§ The task: Set down every line of the data, unchanged and complete.

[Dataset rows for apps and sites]
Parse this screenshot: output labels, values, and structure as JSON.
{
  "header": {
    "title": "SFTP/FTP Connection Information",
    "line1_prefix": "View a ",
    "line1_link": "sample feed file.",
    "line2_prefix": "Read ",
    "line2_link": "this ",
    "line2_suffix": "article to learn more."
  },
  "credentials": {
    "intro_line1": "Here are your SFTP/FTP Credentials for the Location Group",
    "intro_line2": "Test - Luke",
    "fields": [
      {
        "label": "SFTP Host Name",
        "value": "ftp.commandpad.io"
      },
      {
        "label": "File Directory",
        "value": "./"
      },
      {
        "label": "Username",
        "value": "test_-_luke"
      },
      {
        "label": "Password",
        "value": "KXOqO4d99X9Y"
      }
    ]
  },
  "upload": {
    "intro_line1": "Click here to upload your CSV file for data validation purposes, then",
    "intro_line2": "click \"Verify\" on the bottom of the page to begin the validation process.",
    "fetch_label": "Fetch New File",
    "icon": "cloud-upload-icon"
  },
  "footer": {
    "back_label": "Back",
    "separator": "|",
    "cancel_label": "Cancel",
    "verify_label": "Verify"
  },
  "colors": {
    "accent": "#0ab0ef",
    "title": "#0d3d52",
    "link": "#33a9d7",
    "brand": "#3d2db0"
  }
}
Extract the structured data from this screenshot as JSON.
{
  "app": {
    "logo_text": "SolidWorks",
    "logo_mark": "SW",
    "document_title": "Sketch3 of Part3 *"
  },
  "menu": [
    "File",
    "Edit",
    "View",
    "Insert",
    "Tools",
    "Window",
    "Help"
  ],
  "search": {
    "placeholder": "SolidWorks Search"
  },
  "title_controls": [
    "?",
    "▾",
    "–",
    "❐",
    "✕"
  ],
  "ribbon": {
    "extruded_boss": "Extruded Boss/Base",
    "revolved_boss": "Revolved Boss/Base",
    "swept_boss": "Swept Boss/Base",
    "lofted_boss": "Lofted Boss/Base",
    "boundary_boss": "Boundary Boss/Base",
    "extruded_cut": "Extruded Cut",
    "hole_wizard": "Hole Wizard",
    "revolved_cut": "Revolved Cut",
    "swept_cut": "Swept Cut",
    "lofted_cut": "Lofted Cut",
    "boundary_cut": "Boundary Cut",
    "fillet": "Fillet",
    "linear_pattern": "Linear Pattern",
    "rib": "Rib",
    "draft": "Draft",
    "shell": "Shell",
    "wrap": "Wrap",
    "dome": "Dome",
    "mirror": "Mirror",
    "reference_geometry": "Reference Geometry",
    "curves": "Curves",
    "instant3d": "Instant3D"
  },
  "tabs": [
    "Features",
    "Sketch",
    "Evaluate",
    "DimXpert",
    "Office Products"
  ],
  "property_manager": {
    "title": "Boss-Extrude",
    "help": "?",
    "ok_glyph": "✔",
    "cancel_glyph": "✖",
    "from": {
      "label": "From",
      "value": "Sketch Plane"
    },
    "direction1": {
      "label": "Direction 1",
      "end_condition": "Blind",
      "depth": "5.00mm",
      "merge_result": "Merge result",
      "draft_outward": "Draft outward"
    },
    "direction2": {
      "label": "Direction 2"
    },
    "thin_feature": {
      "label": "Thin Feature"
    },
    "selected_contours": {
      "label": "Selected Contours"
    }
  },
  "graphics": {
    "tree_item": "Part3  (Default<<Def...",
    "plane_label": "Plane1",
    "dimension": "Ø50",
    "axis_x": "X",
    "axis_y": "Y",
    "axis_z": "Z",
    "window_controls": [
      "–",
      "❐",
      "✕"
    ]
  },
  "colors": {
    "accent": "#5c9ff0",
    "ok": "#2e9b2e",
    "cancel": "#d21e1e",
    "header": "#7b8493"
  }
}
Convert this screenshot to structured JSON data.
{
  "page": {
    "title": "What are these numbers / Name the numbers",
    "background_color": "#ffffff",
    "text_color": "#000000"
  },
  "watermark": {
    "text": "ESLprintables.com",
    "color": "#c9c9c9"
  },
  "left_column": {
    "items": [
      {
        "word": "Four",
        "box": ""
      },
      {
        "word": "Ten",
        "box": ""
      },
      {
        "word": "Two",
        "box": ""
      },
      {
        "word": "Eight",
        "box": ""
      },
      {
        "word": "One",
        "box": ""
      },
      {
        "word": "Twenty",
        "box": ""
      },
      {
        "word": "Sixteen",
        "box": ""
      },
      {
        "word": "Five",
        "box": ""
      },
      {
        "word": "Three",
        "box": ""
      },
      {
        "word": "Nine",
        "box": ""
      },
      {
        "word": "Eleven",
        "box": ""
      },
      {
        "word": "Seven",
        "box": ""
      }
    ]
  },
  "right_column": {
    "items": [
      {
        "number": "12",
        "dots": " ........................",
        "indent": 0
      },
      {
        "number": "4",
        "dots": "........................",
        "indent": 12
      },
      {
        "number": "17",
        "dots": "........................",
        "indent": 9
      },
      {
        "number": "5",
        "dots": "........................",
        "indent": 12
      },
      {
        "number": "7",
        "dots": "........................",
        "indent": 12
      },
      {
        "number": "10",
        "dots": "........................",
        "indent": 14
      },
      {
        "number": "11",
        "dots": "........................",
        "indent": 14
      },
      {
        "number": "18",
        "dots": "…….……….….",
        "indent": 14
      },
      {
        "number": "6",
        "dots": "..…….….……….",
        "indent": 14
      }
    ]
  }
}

§ Response:
Parse this screenshot: output labels, values, and structure as JSON.
{
  "header": {
    "title": "SFTP/FTP Connection Information",
    "line1_prefix": "View a ",
    "line1_link": "sample feed file.",
    "line2_prefix": "Read ",
    "line2_link": "this ",
    "line2_suffix": "article to learn more."
  },
  "credentials": {
    "intro_line1": "Here are your SFTP/FTP Credentials for the Location Group",
    "intro_line2": "Test - Luke",
    "fields": [
      {
        "label": "SFTP Host Name",
        "value": "ftp.commandpad.io"
      },
      {
        "label": "File Directory",
        "value": "./"
      },
      {
        "label": "Username",
        "value": "test_-_luke"
      },
      {
        "label": "Password",
        "value": "KXOqO4d99X9Y"
      }
    ]
  },
  "upload": {
    "intro_line1": "Click here to upload your CSV file for data validation purposes, then",
    "intro_line2": "click \"Verify\" on the bottom of the page to begin the validation process.",
    "fetch_label": "Fetch New File",
    "icon": "cloud-upload-icon"
  },
  "footer": {
    "back_label": "Back",
    "separator": "|",
    "cancel_label": "Cancel",
    "verify_label": "Verify"
  },
  "colors": {
    "accent": "#0ab0ef",
    "title": "#0d3d52",
    "link": "#33a9d7",
    "brand": "#3d2db0"
  }
}
Extract the structured data from this screenshot as JSON.
{
  "app": {
    "logo_text": "SolidWorks",
    "logo_mark": "SW",
    "document_title": "Sketch3 of Part3 *"
  },
  "menu": [
    "File",
    "Edit",
    "View",
    "Insert",
    "Tools",
    "Window",
    "Help"
  ],
  "search": {
    "placeholder": "SolidWorks Search"
  },
  "title_controls": [
    "?",
    "▾",
    "–",
    "❐",
    "✕"
  ],
  "ribbon": {
    "extruded_boss": "Extruded Boss/Base",
    "revolved_boss": "Revolved Boss/Base",
    "swept_boss": "Swept Boss/Base",
    "lofted_boss": "Lofted Boss/Base",
    "boundary_boss": "Boundary Boss/Base",
    "extruded_cut": "Extruded Cut",
    "hole_wizard": "Hole Wizard",
    "revolved_cut": "Revolved Cut",
    "swept_cut": "Swept Cut",
    "lofted_cut": "Lofted Cut",
    "boundary_cut": "Boundary Cut",
    "fillet": "Fillet",
    "linear_pattern": "Linear Pattern",
    "rib": "Rib",
    "draft": "Draft",
    "shell": "Shell",
    "wrap": "Wrap",
    "dome": "Dome",
    "mirror": "Mirror",
    "reference_geometry": "Reference Geometry",
    "curves": "Curves",
    "instant3d": "Instant3D"
  },
  "tabs": [
    "Features",
    "Sketch",
    "Evaluate",
    "DimXpert",
    "Office Products"
  ],
  "property_manager": {
    "title": "Boss-Extrude",
    "help": "?",
    "ok_glyph": "✔",
    "cancel_glyph": "✖",
    "from": {
      "label": "From",
      "value": "Sketch Plane"
    },
    "direction1": {
      "label": "Direction 1",
      "end_condition": "Blind",
      "depth": "5.00mm",
      "merge_result": "Merge result",
      "draft_outward": "Draft outward"
    },
    "direction2": {
      "label": "Direction 2"
    },
    "thin_feature": {
      "label": "Thin Feature"
    },
    "selected_contours": {
      "label": "Selected Contours"
    }
  },
  "graphics": {
    "tree_item": "Part3  (Default<<Def...",
    "plane_label": "Plane1",
    "dimension": "Ø50",
    "axis_x": "X",
    "axis_y": "Y",
    "axis_z": "Z",
    "window_controls": [
      "–",
      "❐",
      "✕"
    ]
  },
  "colors": {
    "accent": "#5c9ff0",
    "ok": "#2e9b2e",
    "cancel": "#d21e1e",
    "header": "#7b8493"
  }
}
Convert this screenshot to structured JSON data.
{
  "page": {
    "title": "What are these numbers / Name the numbers",
    "background_color": "#ffffff",
    "text_color": "#000000"
  },
  "watermark": {
    "text": "ESLprintables.com",
    "color": "#c9c9c9"
  },
  "left_column": {
    "items": [
      {
        "word": "Four",
        "box": ""
      },
      {
        "word": "Ten",
        "box": ""
      },
      {
        "word": "Two",
        "box": ""
      },
      {
        "word": "Eight",
        "box": ""
      },
      {
        "word": "One",
        "box": ""
      },
      {
        "word": "Twenty",
        "box": ""
      },
      {
        "word": "Sixteen",
        "box": ""
      },
      {
        "word": "Five",
        "box": ""
      },
      {
        "word": "Three",
        "box": ""
      },
      {
        "word": "Nine",
        "box": ""
      },
      {
        "word": "Eleven",
        "box": ""
      },
      {
        "word": "Seven",
        "box": ""
      }
    ]
  },
  "right_column": {
    "items": [
      {
        "number": "12",
        "dots": " ........................",
        "indent": 0
      },
      {
        "number": "4",
        "dots": "........................",
        "indent": 12
      },
      {
        "number": "17",
        "dots": "........................",
        "indent": 9
      },
      {
        "number": "5",
        "dots": "........................",
        "indent": 12
      },
      {
        "number": "7",
        "dots": "........................",
        "indent": 12
      },
      {
        "number": "10",
        "dots": "........................",
        "indent": 14
      },
      {
        "number": "11",
        "dots": "........................",
        "indent": 14
      },
      {
        "number": "18",
        "dots": "…….……….….",
        "indent": 14
      },
      {
        "number": "6",
        "dots": "..…….….……….",
        "indent": 14
      }
    ]
  }
}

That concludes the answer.